Last summer, the FCC, pursuant to the CAN-SPAM Act, adopted rules prohibiting marketers from sending “mobile service commercial messages” (“MSCMs”), which are a subset of commercial electronic mail messages, to wireless devices without first obtaining express prior authorization from the recipient. On March 24, 2005, the FCC adopted the FTC’s rules (discussed above) for determining whether the primary purpose of an electronic mail message is commercial in nature.
The rules adopted last summer by the FCC apply to all MSCMs regardless of the sender. The FCC refused to exempt wireless carriers that send MSCMs to their subscribers. The definition of MSCM is limited to commercial messages sent to domain names designated by the wireless carriers specifically for mobile service messaging (e.g., email@example.com). Messages sent from a phone to a wireless phone (e.g., (202) 555-1212) and messages forwarded from a traditional email address to a wireless device are not included in the definition. However, the FCC noted that messages sent to a phone number are still subject to the requirements of the TCPA, such as the auto-dialer prohibition. To assist marketers in distinguishing a mobile address from a traditional email address, the FCC requires wireless carriers to submit all domain names (e.g., carrier.com) used to transmit mobile service messages to be included in a public wireless domain directory. The FCC urges marketers to check their databases against this directory prior to sending commercial messages on a monthly basis. There is a “safe harbor” defense for marketers that send an MSCM to a domain name that was not listed on the directory for at least 30 days prior to the initiation of the message. The directory is available at http://www.fcc.gov/cgb/policy/DomainNameDownload.html.

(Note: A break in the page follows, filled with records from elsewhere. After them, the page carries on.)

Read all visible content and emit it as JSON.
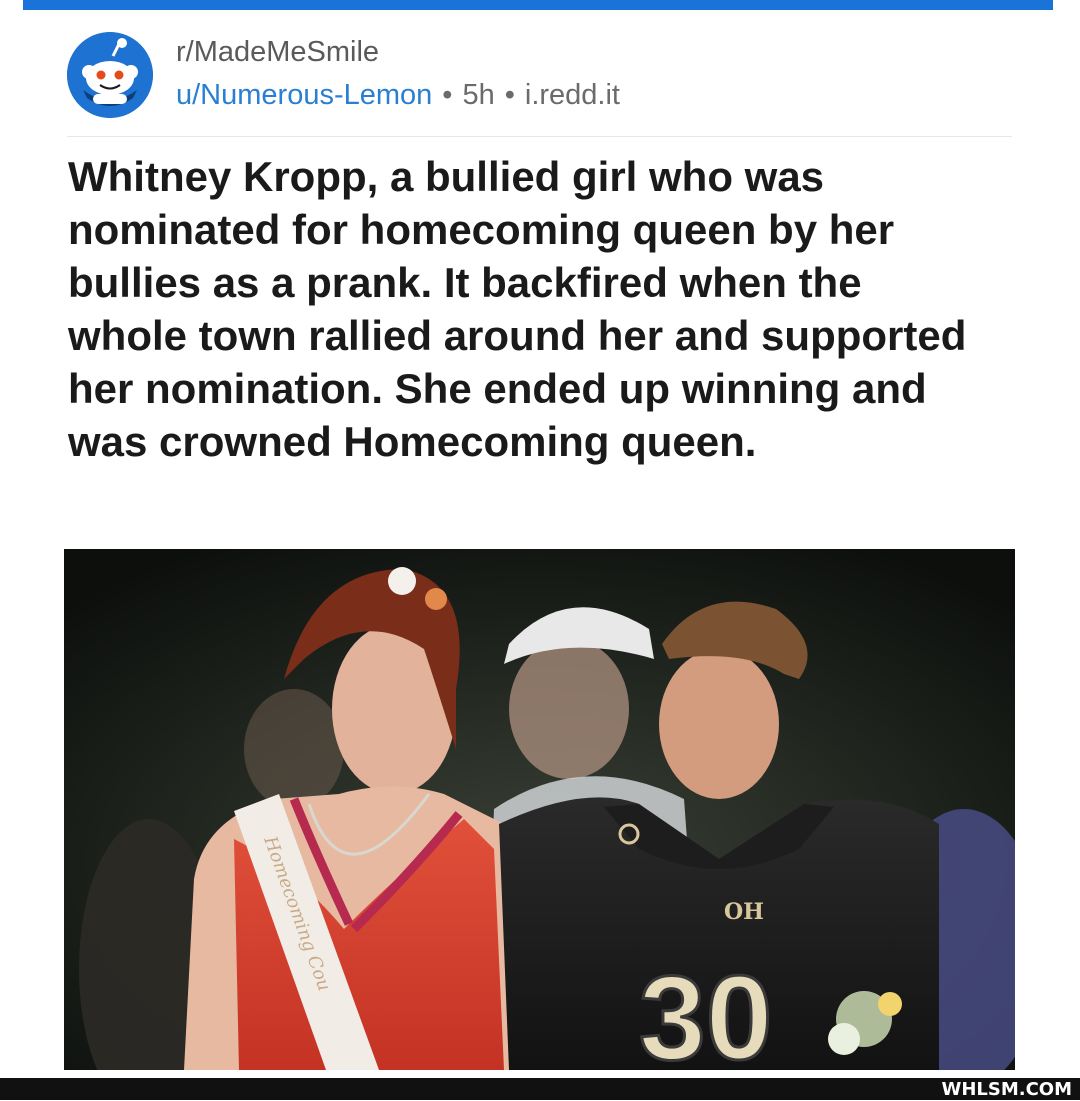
{
  "post": {
    "subreddit": "r/MadeMeSmile",
    "author": "u/Numerous-Lemon",
    "age": "5h",
    "domain": "i.redd.it",
    "separator": "•",
    "title": "Whitney Kropp, a bullied girl who was nominated for homecoming queen by her bullies as a prank. It backfired when the whole town rallied around her and supported her nomination. She ended up winning and was crowned Homecoming queen."
  },
  "image": {
    "sash_text": "Homecoming Cou",
    "jersey_logo": "OH",
    "jersey_number": "30"
  },
  "watermark": "WHLSM.COM",
  "colors": {
    "accent": "#1a73d9",
    "username": "#2a7fd3",
    "subreddit_text": "#5a5a5a"
  },
  "icons": {
    "avatar": "reddit-snoo-icon"
  }
}
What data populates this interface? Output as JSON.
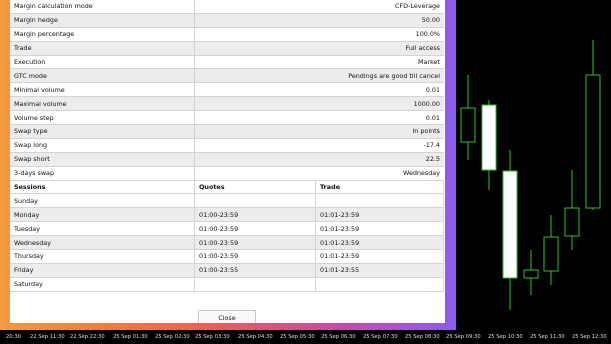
{
  "spec_rows": [
    {
      "label": "Margin calculation mode",
      "value": "CFD-Leverage"
    },
    {
      "label": "Margin hedge",
      "value": "50.00"
    },
    {
      "label": "Margin percentage",
      "value": "100.0%"
    },
    {
      "label": "Trade",
      "value": "Full access"
    },
    {
      "label": "Execution",
      "value": "Market"
    },
    {
      "label": "GTC mode",
      "value": "Pendings are good till cancel"
    },
    {
      "label": "Minimal volume",
      "value": "0.01"
    },
    {
      "label": "Maximal volume",
      "value": "1000.00"
    },
    {
      "label": "Volume step",
      "value": "0.01"
    },
    {
      "label": "Swap type",
      "value": "In points"
    },
    {
      "label": "Swap long",
      "value": "-17.4"
    },
    {
      "label": "Swap short",
      "value": "22.5"
    },
    {
      "label": "3-days swap",
      "value": "Wednesday"
    }
  ],
  "sessions": {
    "headers": [
      "Sessions",
      "Quotes",
      "Trade"
    ],
    "rows": [
      {
        "day": "Sunday",
        "quotes": "",
        "trade": ""
      },
      {
        "day": "Monday",
        "quotes": "01:00-23:59",
        "trade": "01:01-23:59"
      },
      {
        "day": "Tuesday",
        "quotes": "01:00-23:59",
        "trade": "01:01-23:59"
      },
      {
        "day": "Wednesday",
        "quotes": "01:00-23:59",
        "trade": "01:01-23:59"
      },
      {
        "day": "Thursday",
        "quotes": "01:00-23:59",
        "trade": "01:01-23:59"
      },
      {
        "day": "Friday",
        "quotes": "01:00-23:55",
        "trade": "01:01-23:55"
      },
      {
        "day": "Saturday",
        "quotes": "",
        "trade": ""
      }
    ]
  },
  "close_label": "Close",
  "time_labels": [
    "20:30",
    "22 Sep 11:30",
    "22 Sep 22:30",
    "25 Sep 01:30",
    "25 Sep 02:30",
    "25 Sep 03:30",
    "25 Sep 04:30",
    "25 Sep 05:30",
    "25 Sep 06:30",
    "25 Sep 07:30",
    "25 Sep 08:30",
    "25 Sep 09:30",
    "25 Sep 10:30",
    "25 Sep 11:30",
    "25 Sep 12:30"
  ],
  "colors": {
    "chart_bg": "#000000",
    "candle_line": "#2fbf2f",
    "bull_body": "#000000",
    "bear_body": "#ffffff"
  }
}
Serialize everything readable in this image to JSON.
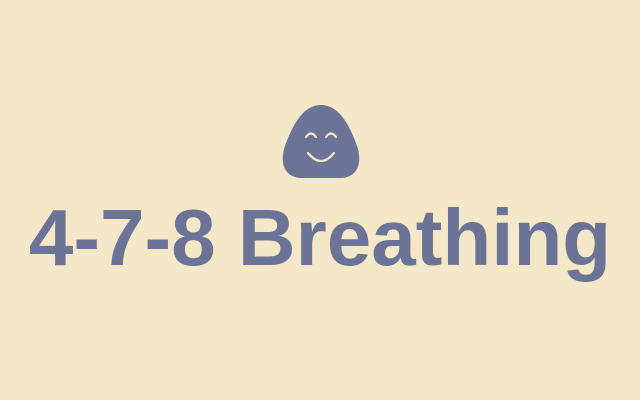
{
  "app": {
    "title": "4-7-8 Breathing",
    "mascot_icon": "smiling-blob-icon"
  },
  "colors": {
    "background": "#f5e8c8",
    "accent": "#6b7396",
    "face_lines": "#f5e8c8"
  }
}
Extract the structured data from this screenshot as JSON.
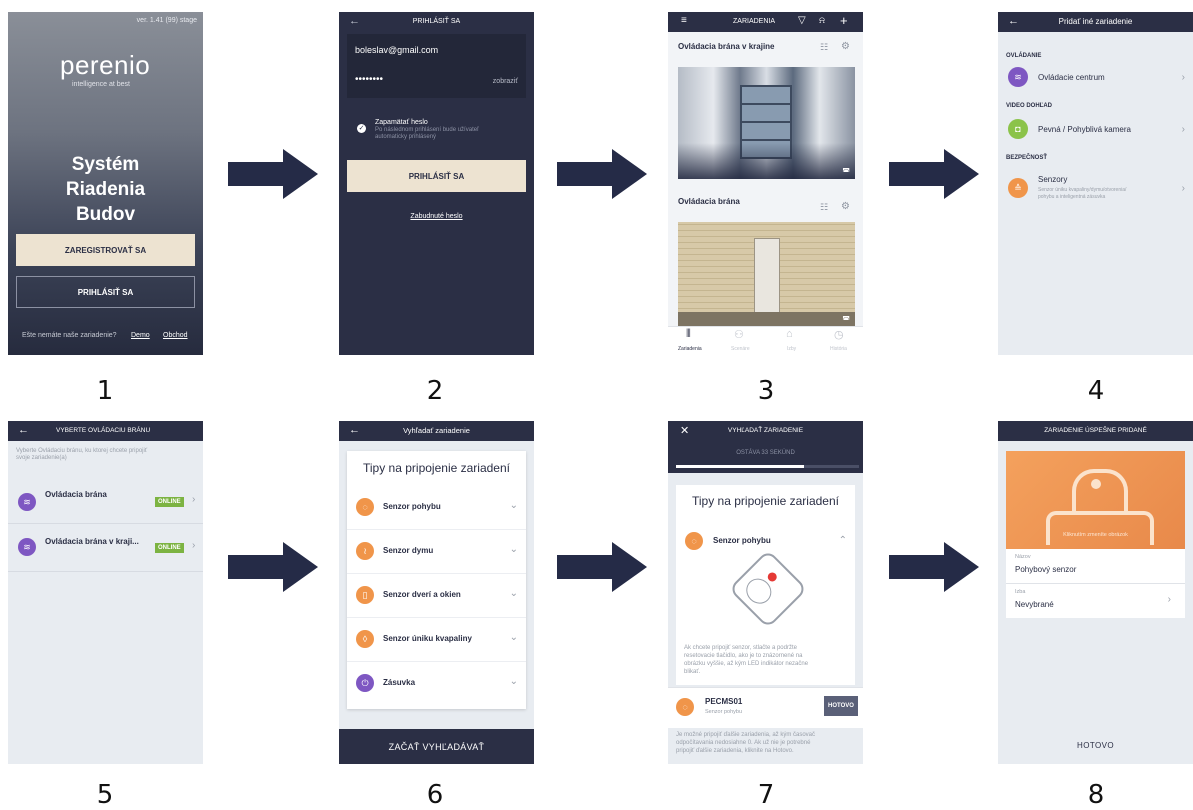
{
  "step_numbers": [
    "1",
    "2",
    "3",
    "4",
    "5",
    "6",
    "7",
    "8"
  ],
  "s1": {
    "version": "ver. 1.41 (99) stage",
    "brand": "perenio",
    "tagline": "intelligence at best",
    "title_line1": "Systém",
    "title_line2": "Riadenia",
    "title_line3": "Budov",
    "register_label": "ZAREGISTROVAŤ SA",
    "login_label": "PRIHLÁSIŤ SA",
    "footer_text": "Ešte nemáte naše zariadenie?",
    "demo_link": "Demo",
    "shop_link": "Obchod"
  },
  "s2": {
    "header_title": "PRIHLÁSIŤ SA",
    "email_value": "boleslav@gmail.com",
    "password_value": "••••••••",
    "show_label": "zobraziť",
    "remember_title": "Zapamätať heslo",
    "remember_desc_line1": "Po následnom prihlásení bude užívateľ",
    "remember_desc_line2": "automaticky prihlásený",
    "login_button": "PRIHLÁSIŤ SA",
    "forgot_link": "Zabudnuté heslo"
  },
  "s3": {
    "header_title": "ZARIADENIA",
    "gateway1_title": "Ovládacia brána v krajine",
    "gateway2_title": "Ovládacia brána",
    "tabs": [
      "Zariadenia",
      "Scenáre",
      "Izby",
      "História"
    ]
  },
  "s4": {
    "header_title": "Pridať iné zariadenie",
    "section1": "OVLÁDANIE",
    "item1": "Ovládacie centrum",
    "section2": "VIDEO DOHĽAD",
    "item2": "Pevná / Pohyblivá kamera",
    "section3": "BEZPEČNOSŤ",
    "item3": "Senzory",
    "item3_desc_line1": "Senzor úniku kvapaliny/dymu/otvorenia/",
    "item3_desc_line2": "pohybu a inteligentná zásuvka"
  },
  "s5": {
    "header_title": "VYBERTE OVLÁDACIU BRÁNU",
    "desc_line1": "Vyberte Ovládaciu bránu, ku ktorej chcete pripojiť",
    "desc_line2": "svoje zariadenie(a)",
    "gw1": "Ovládacia brána",
    "gw2": "Ovládacia brána v kraji...",
    "status": "ONLINE"
  },
  "s6": {
    "header_title": "Vyhľadať zariadenie",
    "card_title": "Tipy na pripojenie zariadení",
    "items": [
      "Senzor pohybu",
      "Senzor dymu",
      "Senzor dverí a okien",
      "Senzor úniku kvapaliny",
      "Zásuvka"
    ],
    "start_button": "ZAČAŤ VYHĽADÁVAŤ"
  },
  "s7": {
    "header_title": "VYHĽADAŤ ZARIADENIE",
    "countdown": "OSTÁVA 33 SEKÚND",
    "progress": 0.7,
    "card_title": "Tipy na pripojenie zariadení",
    "sensor": "Senzor pohybu",
    "instr_line1": "Ak chcete pripojiť senzor, stlačte a podržte",
    "instr_line2": "resetovacie tlačidlo, ako je to znázornené na",
    "instr_line3": "obrázku vyššie, až kým LED indikátor nezačne",
    "instr_line4": "blikať.",
    "found_name": "PECMS01",
    "found_type": "Senzor pohybu",
    "done_button": "HOTOVO",
    "note_line1": "Je možné pripojiť ďalšie zariadenia, až kým časovač",
    "note_line2": "odpočítavania nedosiahne 0. Ak už nie je potrebné",
    "note_line3": "pripojiť ďalšie zariadenia, kliknite na Hotovo."
  },
  "s8": {
    "header_title": "ZARIADENIE ÚSPEŠNE PRIDANÉ",
    "image_hint": "Kliknutím zmeníte obrázok",
    "name_label": "Názov",
    "name_value": "Pohybový senzor",
    "room_label": "Izba",
    "room_value": "Nevybrané",
    "done_label": "HOTOVO"
  },
  "colors": {
    "navy": "#2b2f45",
    "cream": "#ede3d1",
    "purple": "#7e57c2",
    "orange": "#f0954a",
    "green": "#8bc34a",
    "online": "#7cb342"
  }
}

The express prior authorization to receive MSCMs may be oral, or in electronic or written form. At the time consent is obtained, the marketer must disclose: (1) that the subscriber is agreeing to receive commercial messages sent to a wireless device from a particular sender; (2) the identity of the entity whose product is advertised, if different from the sender; (3) that the subscriber may be charged for receiving the messages; and (4) that the subscriber may revoke consent at any time. The disclosure must also be separate from any other authorizations.
MSCMs also must satisfy all of the disclosure requirements of the CAN-SPAM Act that are applicable to “commercial electronic mail messages” (see discussion of disclosure requirements above). An additional requirement for MSCMs is that one of the opt-out mechanisms available be through the same method by which consent was obtained. For example, if the recipient was provided a short code mechanism to grant consent (such as pressing *52 on their wireless device), then the sender must provide a short code mechanism to opt out of future messages. The FCC also refused to exempt MSCMs from any of the disclosure requirements even though carriers argued that limitations on message length and screen size make it difficult to comply with all of the disclosure requirements of the CAN-SPAM Act.
Wireless messages are a potentially powerful marketing tool. However, such a campaign must be designed in compliance with the FCC’s rules and should be assessed to determine whether wireless messages have a commercial primary purpose. Failure to comply with the rules may result in fines up to $11,000 per violation. An individual MSCM may result in more than one violation if it is sent to an address which is listed in the wireless domain name registry and the recipient has not opted-in and the message fails to meet one or more of the requirements of the CAN-SPAM Act.
Please contact us if you would like further information regarding either of these important developments.
1 In other words, for the message to be deemed to have a “transactional or relationship” primary purpose, the converse must apply – the subject line must not contain a reference to a commercial advertisement or promotion of a commercial product or service and the transactional or relationship content must appear in whole or in substantial part at the beginning of the body of the message.